### Exercise directions
Your response should match the records line for line.

Items from a dataset
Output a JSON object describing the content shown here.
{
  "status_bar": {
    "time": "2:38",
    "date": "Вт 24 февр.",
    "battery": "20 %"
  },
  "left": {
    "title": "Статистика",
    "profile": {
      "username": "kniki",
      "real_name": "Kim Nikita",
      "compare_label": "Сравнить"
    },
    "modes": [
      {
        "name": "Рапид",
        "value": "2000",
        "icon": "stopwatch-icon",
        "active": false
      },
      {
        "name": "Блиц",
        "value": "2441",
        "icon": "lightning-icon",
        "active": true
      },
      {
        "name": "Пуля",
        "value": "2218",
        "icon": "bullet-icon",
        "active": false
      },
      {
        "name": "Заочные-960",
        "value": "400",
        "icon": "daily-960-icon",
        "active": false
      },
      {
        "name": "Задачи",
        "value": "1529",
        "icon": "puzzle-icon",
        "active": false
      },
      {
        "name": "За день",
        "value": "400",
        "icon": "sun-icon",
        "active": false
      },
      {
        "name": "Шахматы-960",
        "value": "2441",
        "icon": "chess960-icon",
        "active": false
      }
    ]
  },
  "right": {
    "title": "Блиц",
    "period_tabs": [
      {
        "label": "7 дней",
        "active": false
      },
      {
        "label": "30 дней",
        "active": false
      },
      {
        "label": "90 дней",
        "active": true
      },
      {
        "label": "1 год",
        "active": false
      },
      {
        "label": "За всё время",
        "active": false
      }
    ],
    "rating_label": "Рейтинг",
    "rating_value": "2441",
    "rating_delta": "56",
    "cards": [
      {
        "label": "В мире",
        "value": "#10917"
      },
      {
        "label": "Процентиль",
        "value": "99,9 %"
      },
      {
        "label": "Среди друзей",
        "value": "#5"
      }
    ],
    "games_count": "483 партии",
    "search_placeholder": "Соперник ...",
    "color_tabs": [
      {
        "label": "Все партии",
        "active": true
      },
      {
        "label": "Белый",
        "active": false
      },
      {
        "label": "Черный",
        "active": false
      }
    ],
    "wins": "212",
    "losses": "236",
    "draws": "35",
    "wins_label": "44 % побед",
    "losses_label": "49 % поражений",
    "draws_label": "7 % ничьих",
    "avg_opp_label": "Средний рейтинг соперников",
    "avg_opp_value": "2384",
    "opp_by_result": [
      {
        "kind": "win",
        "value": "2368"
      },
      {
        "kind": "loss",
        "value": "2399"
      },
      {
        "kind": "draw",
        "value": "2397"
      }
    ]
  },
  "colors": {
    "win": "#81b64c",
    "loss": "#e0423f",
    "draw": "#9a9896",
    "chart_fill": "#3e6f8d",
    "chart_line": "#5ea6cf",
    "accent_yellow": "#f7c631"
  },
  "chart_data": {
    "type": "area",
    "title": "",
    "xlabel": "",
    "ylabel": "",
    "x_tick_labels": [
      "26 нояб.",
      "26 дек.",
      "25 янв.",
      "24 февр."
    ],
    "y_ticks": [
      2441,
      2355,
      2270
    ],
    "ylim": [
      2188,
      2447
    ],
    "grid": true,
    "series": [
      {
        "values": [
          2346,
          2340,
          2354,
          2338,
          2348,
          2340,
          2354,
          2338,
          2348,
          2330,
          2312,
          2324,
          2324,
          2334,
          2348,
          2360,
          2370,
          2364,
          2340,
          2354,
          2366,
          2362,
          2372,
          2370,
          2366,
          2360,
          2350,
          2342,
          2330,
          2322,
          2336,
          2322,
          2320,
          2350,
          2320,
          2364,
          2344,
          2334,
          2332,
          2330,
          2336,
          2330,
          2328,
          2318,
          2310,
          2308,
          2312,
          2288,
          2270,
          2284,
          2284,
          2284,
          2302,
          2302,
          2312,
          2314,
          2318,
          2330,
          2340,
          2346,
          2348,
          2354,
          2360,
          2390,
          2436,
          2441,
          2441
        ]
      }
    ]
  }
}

### Result of this exercise
Output a JSON object describing the content shown here.
{
  "status_bar": {
    "time": "2:38",
    "date": "Вт 24 февр.",
    "battery": "20 %"
  },
  "left": {
    "title": "Статистика",
    "profile": {
      "username": "kniki",
      "real_name": "Kim Nikita",
      "compare_label": "Сравнить"
    },
    "modes": [
      {
        "name": "Рапид",
        "value": "2000",
        "icon": "stopwatch-icon",
        "active": false
      },
      {
        "name": "Блиц",
        "value": "2441",
        "icon": "lightning-icon",
        "active": true
      },
      {
        "name": "Пуля",
        "value": "2218",
        "icon": "bullet-icon",
        "active": false
      },
      {
        "name": "Заочные-960",
        "value": "400",
        "icon": "daily-960-icon",
        "active": false
      },
      {
        "name": "Задачи",
        "value": "1529",
        "icon": "puzzle-icon",
        "active": false
      },
      {
        "name": "За день",
        "value": "400",
        "icon": "sun-icon",
        "active": false
      },
      {
        "name": "Шахматы-960",
        "value": "2441",
        "icon": "chess960-icon",
        "active": false
      }
    ]
  },
  "right": {
    "title": "Блиц",
    "period_tabs": [
      {
        "label": "7 дней",
        "active": false
      },
      {
        "label": "30 дней",
        "active": false
      },
      {
        "label": "90 дней",
        "active": true
      },
      {
        "label": "1 год",
        "active": false
      },
      {
        "label": "За всё время",
        "active": false
      }
    ],
    "rating_label": "Рейтинг",
    "rating_value": "2441",
    "rating_delta": "56",
    "cards": [
      {
        "label": "В мире",
        "value": "#10917"
      },
      {
        "label": "Процентиль",
        "value": "99,9 %"
      },
      {
        "label": "Среди друзей",
        "value": "#5"
      }
    ],
    "games_count": "483 партии",
    "search_placeholder": "Соперник ...",
    "color_tabs": [
      {
        "label": "Все партии",
        "active": true
      },
      {
        "label": "Белый",
        "active": false
      },
      {
        "label": "Черный",
        "active": false
      }
    ],
    "wins": "212",
    "losses": "236",
    "draws": "35",
    "wins_label": "44 % побед",
    "losses_label": "49 % поражений",
    "draws_label": "7 % ничьих",
    "avg_opp_label": "Средний рейтинг соперников",
    "avg_opp_value": "2384",
    "opp_by_result": [
      {
        "kind": "win",
        "value": "2368"
      },
      {
        "kind": "loss",
        "value": "2399"
      },
      {
        "kind": "draw",
        "value": "2397"
      }
    ]
  },
  "colors": {
    "win": "#81b64c",
    "loss": "#e0423f",
    "draw": "#9a9896",
    "chart_fill": "#3e6f8d",
    "chart_line": "#5ea6cf",
    "accent_yellow": "#f7c631"
  },
  "chart_data": {
    "type": "area",
    "title": "",
    "xlabel": "",
    "ylabel": "",
    "x_tick_labels": [
      "26 нояб.",
      "26 дек.",
      "25 янв.",
      "24 февр."
    ],
    "y_ticks": [
      2441,
      2355,
      2270
    ],
    "ylim": [
      2188,
      2447
    ],
    "grid": true,
    "series": [
      {
        "values": [
          2346,
          2340,
          2354,
          2338,
          2348,
          2340,
          2354,
          2338,
          2348,
          2330,
          2312,
          2324,
          2324,
          2334,
          2348,
          2360,
          2370,
          2364,
          2340,
          2354,
          2366,
          2362,
          2372,
          2370,
          2366,
          2360,
          2350,
          2342,
          2330,
          2322,
          2336,
          2322,
          2320,
          2350,
          2320,
          2364,
          2344,
          2334,
          2332,
          2330,
          2336,
          2330,
          2328,
          2318,
          2310,
          2308,
          2312,
          2288,
          2270,
          2284,
          2284,
          2284,
          2302,
          2302,
          2312,
          2314,
          2318,
          2330,
          2340,
          2346,
          2348,
          2354,
          2360,
          2390,
          2436,
          2441,
          2441
        ]
      }
    ]
  }
}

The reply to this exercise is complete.